Motherhood naturally decreases the focus on self and focus on children increases in the general scheme of things. I found during this reading that I didn't so much mind not hearing directly about Anne and her life as I have in times past. Instead I enjoyed getting to know her through the eyes of her children. You can still learn plenty about Anne, but knowledge comes naturally through her offspring as opposed to her own personal experiences. As Anne told Marilla once upon a time, “There's such a lot of different Annes in me. I sometimes think that is why I'm such a troublesome person. If I was just the one Anne it would be ever so much more comfortable, but then it wouldn't be half so interesting.” Reading Anne of Ingleside shows off Anne the mother and I found this makes her more than just "half" interesting. To my way of thinking, this view of Anne makes her more complex, and more complete as a character. We've loved and understood her as a child, and now we are able to know her as a wife and mother.
In case you are unfamiliar with the story of Anne of Ingleside, you should know that it picks up with the Blythe family who are living at their home which they have named Ingleside. Anne and Gilbert are parents to five boisterous (but lovable) children and are expecting their sixth.

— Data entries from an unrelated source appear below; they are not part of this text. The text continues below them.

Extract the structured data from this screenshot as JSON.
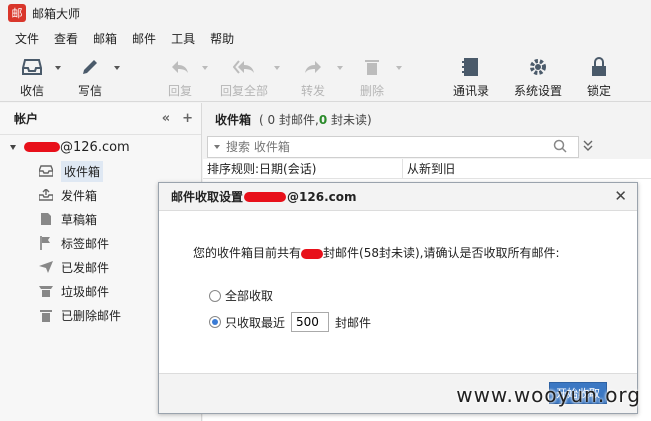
{
  "app": {
    "title": "邮箱大师",
    "logo_char": "邮"
  },
  "menu": [
    "文件",
    "查看",
    "邮箱",
    "邮件",
    "工具",
    "帮助"
  ],
  "toolbar": {
    "receive": "收信",
    "compose": "写信",
    "reply": "回复",
    "reply_all": "回复全部",
    "forward": "转发",
    "delete": "删除",
    "contacts": "通讯录",
    "settings": "系统设置",
    "lock": "锁定"
  },
  "sidebar": {
    "header": "帐户",
    "account_suffix": "@126.com",
    "folders": [
      {
        "label": "收件箱",
        "icon": "inbox-icon"
      },
      {
        "label": "发件箱",
        "icon": "outbox-icon"
      },
      {
        "label": "草稿箱",
        "icon": "draft-icon"
      },
      {
        "label": "标签邮件",
        "icon": "flag-icon"
      },
      {
        "label": "已发邮件",
        "icon": "send-icon"
      },
      {
        "label": "垃圾邮件",
        "icon": "trash-bin-icon"
      },
      {
        "label": "已删除邮件",
        "icon": "delete-icon"
      }
    ]
  },
  "main": {
    "title": "收件箱",
    "count_prefix": "(",
    "total": "0",
    "total_label": "封邮件,",
    "unread": "0",
    "unread_label": "封未读)",
    "search_placeholder": "搜索 收件箱",
    "sort_rule": "排序规则:日期(会话)",
    "sort_order": "从新到旧"
  },
  "dialog": {
    "title_prefix": "邮件收取设置",
    "title_suffix": "@126.com",
    "message_prefix": "您的收件箱目前共有",
    "message_suffix": "封邮件(58封未读),请确认是否收取所有邮件:",
    "option_all": "全部收取",
    "option_recent_prefix": "只收取最近",
    "recent_value": "500",
    "option_recent_suffix": "封邮件",
    "start_button": "开始收取"
  },
  "watermark": "www.wooyun.org",
  "colors": {
    "accent": "#3c78c3",
    "redaction": "#e8101a",
    "logo": "#d9362b"
  }
}
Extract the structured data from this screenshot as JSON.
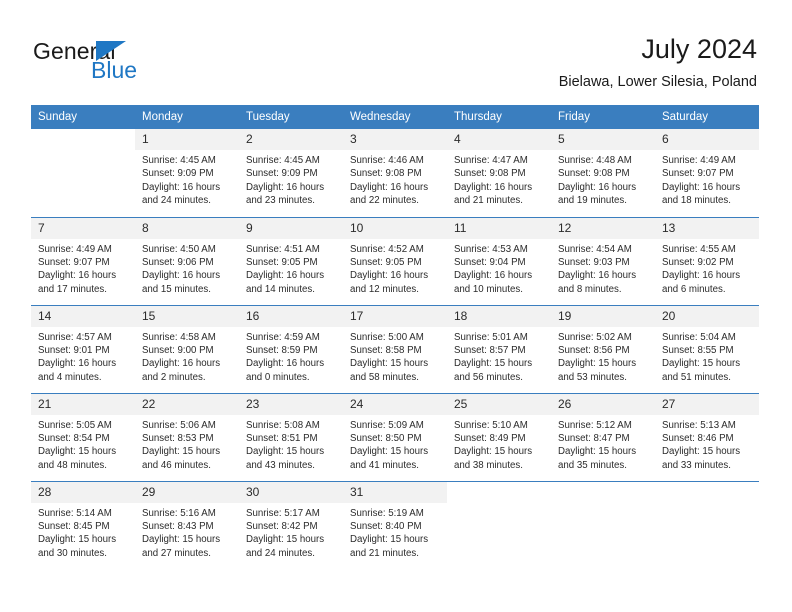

They deal with a gamut of real life adventures: interactions with relatives, guests who stay a little bit longer than they ought to have for comfort sake, childhood sicknesses and diseases, and day-to-day tasks which come of keeping house. Everything about this book held appeal for me at the present except the fact that Anne seems to make A Perfect Mother who always has time to listen and who always knows the perfect thing to say to everyone. I definitely lack that gift and I might be a bit tempted to hate Anne except that - ha! - that's just not possible.
It is safe to assume that I enjoyed this title from start to finish but the thing I loved the very most were the concluding two chapters. I don't want to spoil it for anyone who might not have read this title already but I will say that the books ends with a tight focus on Anne and Gilbert's marriage. In these chapters we see her "realistically." She is weary from keeping up with general life. She and Gilbert are run down and overly busy. They discover that they still have things to work out in their relationship but they remain committed to each other and their future. It was good to see Anne endure a long day or two and have some misgivings about herself. It was good to "hear" her process her marriage, to see them fight and laugh and cry a little too. I don't think Montgomery could have ended this particular "chapter" of Anne's life in a more perfect manner.
Some might say that Anne and Gilbert have an idealistic marriage and I can see the argument. However, I can also say that there are a lot of people in this world who know a hard day but are committing to sticking things out and finding ways to forgive and love and move along. Idealistic? I'd rather say that it's encouraging. No one's life is perfect, no matter what it might look like on the outside. Every marriage requires work and it's delightful to come across literary and real life characters who admit there's a struggle involved in the beauty of it all.
Anne of Ingleside was a great book for me to kick off my own reading during the Lucy Maud Montgomery Reading Challenge. If it's even remotely possible for me to have grown more in love with the character of Anne, I have done so. IF that's possible . . .